“I’m tired, I want to die,” Nael Mohamed, a 14 year-old Sudanese boy, once expressed after he was attacked by two Egyptians in the streets of Cairo. Captured in a video that was later uploaded to TikTok, the two men were seen throwing stones and mocking him for his skin colour and ethnicity.
After the incident sparked outrage on social media, a Giza court sentenced the two Egyptian men to two years in prison, and fined each defendant EGP 100,000 (USD 6,250 as at the time of publication).
However, this incident is not an individual case, but rather part of a wider cultural problem. While social media has helped to expose the ugly sides of Egyptian humour, there are few nationwide campaigns that treat this particular phenomenon as a much deeper challenge than just individual incidents.
Homaar (Donkey). Habla (Foolish). Kalb (Dog). Reading this words aloud without any context, it becomes clear for anyone that they are offensive. But in Egypt, they are commonly used as jokes.
Egyptian multimedia companyDS+ recently released the campaign “Da Msh Hzar” (This is Not a Joke), which exposes bullying culture in Egypt, and educates the public on the difference between joking and bullying and how it can have a grave impact on people’s mental health.
The company’s post alone generated over 3,000 shares and 2 million views, with mostly positive reactions that have applauded the campaign for being the first to raise awareness around such an issue.
“This is the first Egyptian advertisement that is actually needed for our society,” one commenter said.
“It is high time the media pays attention to the culture of bullying in Egypt,” said another.
In the opening scene of the video spot, a father is asked, “what is a joke?” to which the father replies, “when I call my son a donkey” — showing the extent to which some Egyptians are desensitised to insults.
Egyptians have earned the title of sha’b ebn nokta: a population raised on feel-good, quick comedy. A light heart (“dam khafeef”) is often used to describe those that are funny and can make the environment feel more lively, but this has often been used as a mask for people to hide their bullying tactics. Derogatory terms lose their true meaning between the jokes, to the extent that one cannot alwaysbe sure of whether it was said with light heartedness or with ill intention.
This nokta culture has helped to shape a power dynamic where jokes, scenes, and songs have normalized the sexual, political, and social violence against women, depicting them as merely light-hearted expressions.

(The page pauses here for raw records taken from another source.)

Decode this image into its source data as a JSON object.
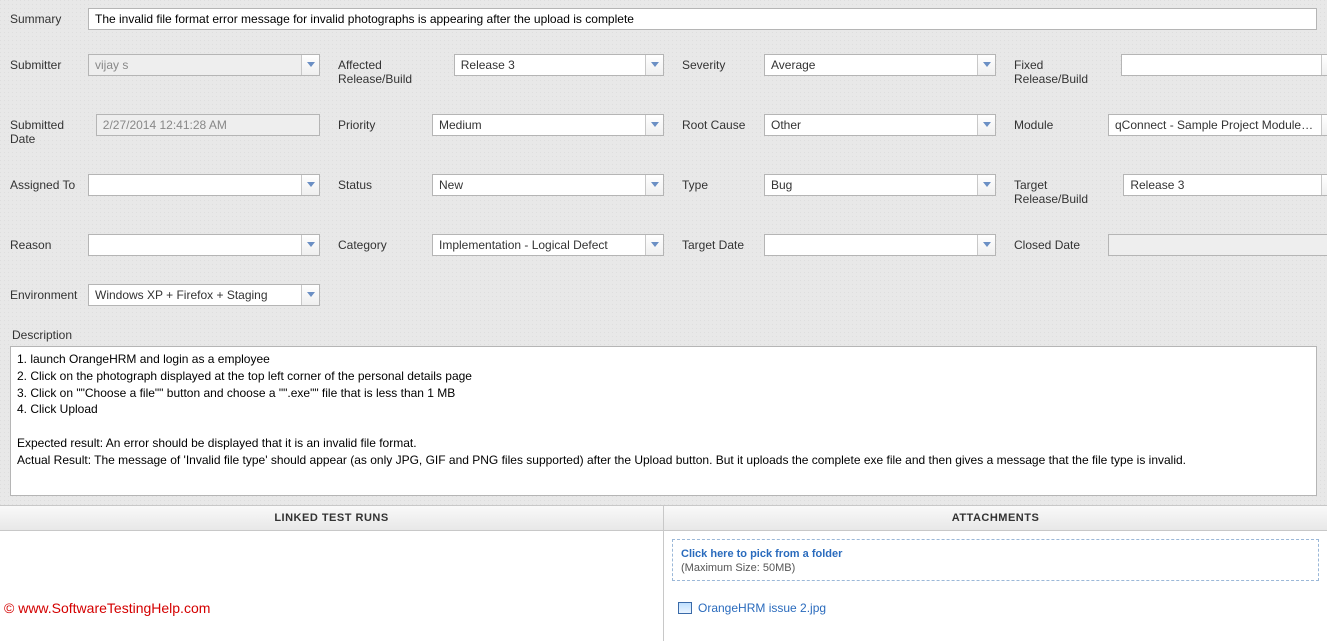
{
  "summary": {
    "label": "Summary",
    "value": "The invalid file format error message for invalid photographs is appearing after the upload is complete"
  },
  "fields": {
    "submitter": {
      "label": "Submitter",
      "value": "vijay s"
    },
    "affected_release": {
      "label": "Affected Release/Build",
      "value": "Release 3"
    },
    "severity": {
      "label": "Severity",
      "value": "Average"
    },
    "fixed_release": {
      "label": "Fixed Release/Build",
      "value": ""
    },
    "submitted_date": {
      "label": "Submitted Date",
      "value": "2/27/2014 12:41:28 AM"
    },
    "priority": {
      "label": "Priority",
      "value": "Medium"
    },
    "root_cause": {
      "label": "Root Cause",
      "value": "Other"
    },
    "module": {
      "label": "Module",
      "value": "qConnect - Sample Project Module root"
    },
    "assigned_to": {
      "label": "Assigned To",
      "value": ""
    },
    "status": {
      "label": "Status",
      "value": "New"
    },
    "type": {
      "label": "Type",
      "value": "Bug"
    },
    "target_release": {
      "label": "Target Release/Build",
      "value": "Release 3"
    },
    "reason": {
      "label": "Reason",
      "value": ""
    },
    "category": {
      "label": "Category",
      "value": "Implementation - Logical Defect"
    },
    "target_date": {
      "label": "Target Date",
      "value": ""
    },
    "closed_date": {
      "label": "Closed Date",
      "value": ""
    },
    "environment": {
      "label": "Environment",
      "value": "Windows XP + Firefox + Staging"
    }
  },
  "description": {
    "label": "Description",
    "value": "1. launch OrangeHRM and login as a employee\n2. Click on the photograph displayed at the top left corner of the personal details page\n3. Click on \"\"Choose a file\"\" button and choose a \"\".exe\"\" file that is less than 1 MB\n4. Click Upload\n\nExpected result: An error should be displayed that it is an invalid file format.\nActual Result: The message of 'Invalid file type' should appear (as only JPG, GIF and PNG files supported) after the Upload button. But it uploads the complete exe file and then gives a message that the file type is invalid."
  },
  "panels": {
    "linked_runs": {
      "title": "LINKED TEST RUNS"
    },
    "attachments": {
      "title": "ATTACHMENTS",
      "pick_text": "Click here to pick from a folder",
      "max_size": "(Maximum Size: 50MB)",
      "items": [
        "OrangeHRM issue 2.jpg"
      ]
    }
  },
  "watermark": "© www.SoftwareTestingHelp.com"
}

A notable example of this is Tameem Youness’s Salmonella, which turns a man’s threats against a girl who rejects him into a mere cheerful song.
However, while awareness campaigns are a good starting point, it is not enough to truly combat this issue. We have to move beyond awareness campaigns and shift to real legislation and court action to protect people’s mental health from verbal abuse, viewing it as not just a cultural problem, but as a public health issue.
Egypt has taken a number of legislative steps to combat bullying over the last couple of years. In 2020, Egypt outlined varying degrees of penalty and jail terms to criminalise bullying for the first time in Egypt’s history.
The draft amendment outlined a minimum prison term of six months and/or a penalty of EGP 10,000 to 30,000. The law also stipulates that should the offence be committed by a group, or if the offender is related to the victim in any way, penalties may increase from EGP 20,000 to EGP 100,000 and/or a minimum prison sentence of one year.
The impact of campaigns like DS+’s is not yet statistically clear, but many hope that it can shift mindsets and sow seeds of change, encouraging people to call out hurtful actions rather than let them easily slide.